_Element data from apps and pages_

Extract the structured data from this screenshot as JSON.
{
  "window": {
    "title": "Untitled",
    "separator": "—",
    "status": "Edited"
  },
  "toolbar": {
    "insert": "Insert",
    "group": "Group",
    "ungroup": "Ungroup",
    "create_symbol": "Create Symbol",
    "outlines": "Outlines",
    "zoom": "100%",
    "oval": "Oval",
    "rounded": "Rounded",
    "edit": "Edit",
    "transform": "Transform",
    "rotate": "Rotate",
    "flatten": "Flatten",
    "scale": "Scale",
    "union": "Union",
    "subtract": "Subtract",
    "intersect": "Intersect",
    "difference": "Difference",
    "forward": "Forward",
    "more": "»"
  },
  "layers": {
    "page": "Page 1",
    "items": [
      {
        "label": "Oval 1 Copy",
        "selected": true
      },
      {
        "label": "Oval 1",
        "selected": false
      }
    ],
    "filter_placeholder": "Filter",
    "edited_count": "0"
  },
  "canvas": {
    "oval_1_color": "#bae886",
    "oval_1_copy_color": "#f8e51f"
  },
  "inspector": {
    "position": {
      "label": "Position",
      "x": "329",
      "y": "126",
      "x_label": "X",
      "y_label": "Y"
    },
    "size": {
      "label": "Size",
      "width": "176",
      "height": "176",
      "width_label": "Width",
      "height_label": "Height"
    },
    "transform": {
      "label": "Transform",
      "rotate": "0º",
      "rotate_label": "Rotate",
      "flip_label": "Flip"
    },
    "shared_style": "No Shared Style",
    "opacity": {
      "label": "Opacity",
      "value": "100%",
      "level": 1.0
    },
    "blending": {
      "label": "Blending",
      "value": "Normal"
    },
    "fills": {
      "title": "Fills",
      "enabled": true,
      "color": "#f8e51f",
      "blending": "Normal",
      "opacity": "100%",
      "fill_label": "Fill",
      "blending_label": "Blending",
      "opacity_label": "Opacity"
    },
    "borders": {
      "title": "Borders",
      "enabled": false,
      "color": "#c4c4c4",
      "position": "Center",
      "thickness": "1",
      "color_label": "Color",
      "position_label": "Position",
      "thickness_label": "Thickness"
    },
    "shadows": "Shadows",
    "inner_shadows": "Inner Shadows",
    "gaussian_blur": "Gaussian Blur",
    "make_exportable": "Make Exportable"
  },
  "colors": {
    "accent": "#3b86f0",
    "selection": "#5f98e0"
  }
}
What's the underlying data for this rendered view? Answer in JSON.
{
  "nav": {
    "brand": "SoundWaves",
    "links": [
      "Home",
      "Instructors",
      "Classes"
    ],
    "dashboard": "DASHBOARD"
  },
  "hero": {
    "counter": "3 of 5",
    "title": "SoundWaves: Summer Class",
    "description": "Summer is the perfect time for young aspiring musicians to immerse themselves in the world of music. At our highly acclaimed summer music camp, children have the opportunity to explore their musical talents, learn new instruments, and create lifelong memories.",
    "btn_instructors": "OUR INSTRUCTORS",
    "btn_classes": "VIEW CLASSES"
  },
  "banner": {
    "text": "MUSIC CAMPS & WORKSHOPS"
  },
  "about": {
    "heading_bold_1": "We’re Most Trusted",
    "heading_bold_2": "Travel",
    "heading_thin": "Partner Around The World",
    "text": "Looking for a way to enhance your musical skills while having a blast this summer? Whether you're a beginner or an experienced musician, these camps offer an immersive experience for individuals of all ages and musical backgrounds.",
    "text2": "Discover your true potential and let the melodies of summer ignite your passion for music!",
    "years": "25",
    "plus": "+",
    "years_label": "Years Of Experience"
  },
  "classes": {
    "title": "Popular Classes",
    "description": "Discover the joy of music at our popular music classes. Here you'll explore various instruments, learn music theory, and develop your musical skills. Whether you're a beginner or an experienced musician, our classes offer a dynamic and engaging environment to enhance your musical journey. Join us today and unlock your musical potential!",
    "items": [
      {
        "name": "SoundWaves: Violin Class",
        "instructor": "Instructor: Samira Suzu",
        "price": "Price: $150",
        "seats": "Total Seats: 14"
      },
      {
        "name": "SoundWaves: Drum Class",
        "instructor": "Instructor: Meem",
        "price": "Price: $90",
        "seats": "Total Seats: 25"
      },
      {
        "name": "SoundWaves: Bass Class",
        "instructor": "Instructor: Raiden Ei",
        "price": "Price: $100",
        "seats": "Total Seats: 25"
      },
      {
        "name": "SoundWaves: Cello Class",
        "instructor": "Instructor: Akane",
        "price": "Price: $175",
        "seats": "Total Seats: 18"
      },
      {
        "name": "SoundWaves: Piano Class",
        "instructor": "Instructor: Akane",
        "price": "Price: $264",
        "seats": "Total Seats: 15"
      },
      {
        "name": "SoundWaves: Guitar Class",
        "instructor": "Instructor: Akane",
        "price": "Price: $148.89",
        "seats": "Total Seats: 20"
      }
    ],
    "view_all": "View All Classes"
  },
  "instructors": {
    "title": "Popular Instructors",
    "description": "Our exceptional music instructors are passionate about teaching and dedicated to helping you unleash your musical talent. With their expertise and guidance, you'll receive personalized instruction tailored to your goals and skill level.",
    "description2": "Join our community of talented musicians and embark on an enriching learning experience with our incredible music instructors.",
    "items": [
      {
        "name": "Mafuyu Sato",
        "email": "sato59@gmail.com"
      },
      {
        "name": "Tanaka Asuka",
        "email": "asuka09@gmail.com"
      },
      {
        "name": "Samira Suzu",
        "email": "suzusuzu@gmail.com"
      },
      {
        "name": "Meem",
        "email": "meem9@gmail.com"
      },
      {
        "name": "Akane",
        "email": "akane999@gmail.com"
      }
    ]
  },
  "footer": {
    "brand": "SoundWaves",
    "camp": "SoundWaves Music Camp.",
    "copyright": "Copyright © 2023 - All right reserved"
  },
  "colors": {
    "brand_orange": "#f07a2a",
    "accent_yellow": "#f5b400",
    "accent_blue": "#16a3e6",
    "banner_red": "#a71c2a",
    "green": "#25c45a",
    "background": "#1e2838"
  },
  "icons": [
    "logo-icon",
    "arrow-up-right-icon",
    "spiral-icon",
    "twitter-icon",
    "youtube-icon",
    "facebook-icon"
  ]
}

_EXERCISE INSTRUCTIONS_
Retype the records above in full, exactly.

_SOLUTION_
Extract the structured data from this screenshot as JSON.
{
  "window": {
    "title": "Untitled",
    "separator": "—",
    "status": "Edited"
  },
  "toolbar": {
    "insert": "Insert",
    "group": "Group",
    "ungroup": "Ungroup",
    "create_symbol": "Create Symbol",
    "outlines": "Outlines",
    "zoom": "100%",
    "oval": "Oval",
    "rounded": "Rounded",
    "edit": "Edit",
    "transform": "Transform",
    "rotate": "Rotate",
    "flatten": "Flatten",
    "scale": "Scale",
    "union": "Union",
    "subtract": "Subtract",
    "intersect": "Intersect",
    "difference": "Difference",
    "forward": "Forward",
    "more": "»"
  },
  "layers": {
    "page": "Page 1",
    "items": [
      {
        "label": "Oval 1 Copy",
        "selected": true
      },
      {
        "label": "Oval 1",
        "selected": false
      }
    ],
    "filter_placeholder": "Filter",
    "edited_count": "0"
  },
  "canvas": {
    "oval_1_color": "#bae886",
    "oval_1_copy_color": "#f8e51f"
  },
  "inspector": {
    "position": {
      "label": "Position",
      "x": "329",
      "y": "126",
      "x_label": "X",
      "y_label": "Y"
    },
    "size": {
      "label": "Size",
      "width": "176",
      "height": "176",
      "width_label": "Width",
      "height_label": "Height"
    },
    "transform": {
      "label": "Transform",
      "rotate": "0º",
      "rotate_label": "Rotate",
      "flip_label": "Flip"
    },
    "shared_style": "No Shared Style",
    "opacity": {
      "label": "Opacity",
      "value": "100%",
      "level": 1.0
    },
    "blending": {
      "label": "Blending",
      "value": "Normal"
    },
    "fills": {
      "title": "Fills",
      "enabled": true,
      "color": "#f8e51f",
      "blending": "Normal",
      "opacity": "100%",
      "fill_label": "Fill",
      "blending_label": "Blending",
      "opacity_label": "Opacity"
    },
    "borders": {
      "title": "Borders",
      "enabled": false,
      "color": "#c4c4c4",
      "position": "Center",
      "thickness": "1",
      "color_label": "Color",
      "position_label": "Position",
      "thickness_label": "Thickness"
    },
    "shadows": "Shadows",
    "inner_shadows": "Inner Shadows",
    "gaussian_blur": "Gaussian Blur",
    "make_exportable": "Make Exportable"
  },
  "colors": {
    "accent": "#3b86f0",
    "selection": "#5f98e0"
  }
}
What's the underlying data for this rendered view? Answer in JSON.
{
  "nav": {
    "brand": "SoundWaves",
    "links": [
      "Home",
      "Instructors",
      "Classes"
    ],
    "dashboard": "DASHBOARD"
  },
  "hero": {
    "counter": "3 of 5",
    "title": "SoundWaves: Summer Class",
    "description": "Summer is the perfect time for young aspiring musicians to immerse themselves in the world of music. At our highly acclaimed summer music camp, children have the opportunity to explore their musical talents, learn new instruments, and create lifelong memories.",
    "btn_instructors": "OUR INSTRUCTORS",
    "btn_classes": "VIEW CLASSES"
  },
  "banner": {
    "text": "MUSIC CAMPS & WORKSHOPS"
  },
  "about": {
    "heading_bold_1": "We’re Most Trusted",
    "heading_bold_2": "Travel",
    "heading_thin": "Partner Around The World",
    "text": "Looking for a way to enhance your musical skills while having a blast this summer? Whether you're a beginner or an experienced musician, these camps offer an immersive experience for individuals of all ages and musical backgrounds.",
    "text2": "Discover your true potential and let the melodies of summer ignite your passion for music!",
    "years": "25",
    "plus": "+",
    "years_label": "Years Of Experience"
  },
  "classes": {
    "title": "Popular Classes",
    "description": "Discover the joy of music at our popular music classes. Here you'll explore various instruments, learn music theory, and develop your musical skills. Whether you're a beginner or an experienced musician, our classes offer a dynamic and engaging environment to enhance your musical journey. Join us today and unlock your musical potential!",
    "items": [
      {
        "name": "SoundWaves: Violin Class",
        "instructor": "Instructor: Samira Suzu",
        "price": "Price: $150",
        "seats": "Total Seats: 14"
      },
      {
        "name": "SoundWaves: Drum Class",
        "instructor": "Instructor: Meem",
        "price": "Price: $90",
        "seats": "Total Seats: 25"
      },
      {
        "name": "SoundWaves: Bass Class",
        "instructor": "Instructor: Raiden Ei",
        "price": "Price: $100",
        "seats": "Total Seats: 25"
      },
      {
        "name": "SoundWaves: Cello Class",
        "instructor": "Instructor: Akane",
        "price": "Price: $175",
        "seats": "Total Seats: 18"
      },
      {
        "name": "SoundWaves: Piano Class",
        "instructor": "Instructor: Akane",
        "price": "Price: $264",
        "seats": "Total Seats: 15"
      },
      {
        "name": "SoundWaves: Guitar Class",
        "instructor": "Instructor: Akane",
        "price": "Price: $148.89",
        "seats": "Total Seats: 20"
      }
    ],
    "view_all": "View All Classes"
  },
  "instructors": {
    "title": "Popular Instructors",
    "description": "Our exceptional music instructors are passionate about teaching and dedicated to helping you unleash your musical talent. With their expertise and guidance, you'll receive personalized instruction tailored to your goals and skill level.",
    "description2": "Join our community of talented musicians and embark on an enriching learning experience with our incredible music instructors.",
    "items": [
      {
        "name": "Mafuyu Sato",
        "email": "sato59@gmail.com"
      },
      {
        "name": "Tanaka Asuka",
        "email": "asuka09@gmail.com"
      },
      {
        "name": "Samira Suzu",
        "email": "suzusuzu@gmail.com"
      },
      {
        "name": "Meem",
        "email": "meem9@gmail.com"
      },
      {
        "name": "Akane",
        "email": "akane999@gmail.com"
      }
    ]
  },
  "footer": {
    "brand": "SoundWaves",
    "camp": "SoundWaves Music Camp.",
    "copyright": "Copyright © 2023 - All right reserved"
  },
  "colors": {
    "brand_orange": "#f07a2a",
    "accent_yellow": "#f5b400",
    "accent_blue": "#16a3e6",
    "banner_red": "#a71c2a",
    "green": "#25c45a",
    "background": "#1e2838"
  },
  "icons": [
    "logo-icon",
    "arrow-up-right-icon",
    "spiral-icon",
    "twitter-icon",
    "youtube-icon",
    "facebook-icon"
  ]
}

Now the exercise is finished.